Work task —
Copy each line of the listing below where the word "Copiar" turns up.

Available records —
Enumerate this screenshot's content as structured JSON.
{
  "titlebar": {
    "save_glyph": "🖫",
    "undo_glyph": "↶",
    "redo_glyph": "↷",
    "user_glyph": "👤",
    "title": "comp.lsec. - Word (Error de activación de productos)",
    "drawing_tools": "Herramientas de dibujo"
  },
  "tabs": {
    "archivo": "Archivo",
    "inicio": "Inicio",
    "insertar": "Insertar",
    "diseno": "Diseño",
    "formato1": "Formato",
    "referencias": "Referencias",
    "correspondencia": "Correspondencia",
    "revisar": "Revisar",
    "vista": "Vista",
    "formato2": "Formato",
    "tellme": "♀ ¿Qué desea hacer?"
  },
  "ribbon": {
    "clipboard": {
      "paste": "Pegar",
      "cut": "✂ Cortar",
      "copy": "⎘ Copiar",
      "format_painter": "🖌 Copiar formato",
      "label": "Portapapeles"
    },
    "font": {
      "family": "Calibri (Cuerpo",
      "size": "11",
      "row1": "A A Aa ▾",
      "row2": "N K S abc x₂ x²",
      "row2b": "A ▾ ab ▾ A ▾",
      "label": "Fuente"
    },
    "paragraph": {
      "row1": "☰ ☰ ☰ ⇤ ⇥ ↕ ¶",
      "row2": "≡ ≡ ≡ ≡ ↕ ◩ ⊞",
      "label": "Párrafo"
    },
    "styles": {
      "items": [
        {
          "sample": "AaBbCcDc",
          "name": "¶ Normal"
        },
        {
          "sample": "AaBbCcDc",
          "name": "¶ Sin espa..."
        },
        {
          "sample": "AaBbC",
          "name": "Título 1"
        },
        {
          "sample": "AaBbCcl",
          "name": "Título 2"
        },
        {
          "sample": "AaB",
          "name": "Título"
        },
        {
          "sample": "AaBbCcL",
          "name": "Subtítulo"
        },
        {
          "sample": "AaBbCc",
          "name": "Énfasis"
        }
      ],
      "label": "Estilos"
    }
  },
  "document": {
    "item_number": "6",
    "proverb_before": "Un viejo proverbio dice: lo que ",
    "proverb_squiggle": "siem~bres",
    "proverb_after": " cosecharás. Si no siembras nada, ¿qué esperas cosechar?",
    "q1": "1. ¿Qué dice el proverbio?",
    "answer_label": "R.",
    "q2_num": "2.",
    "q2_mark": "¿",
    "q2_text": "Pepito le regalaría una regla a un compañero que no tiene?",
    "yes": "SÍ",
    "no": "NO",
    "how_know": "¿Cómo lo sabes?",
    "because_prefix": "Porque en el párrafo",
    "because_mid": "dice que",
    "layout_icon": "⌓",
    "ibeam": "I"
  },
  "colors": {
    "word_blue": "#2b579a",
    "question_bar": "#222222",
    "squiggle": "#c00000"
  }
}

Result of the exercise —
      "copy": "⎘ Copiar",
      "format_painter": "🖌 Copiar formato",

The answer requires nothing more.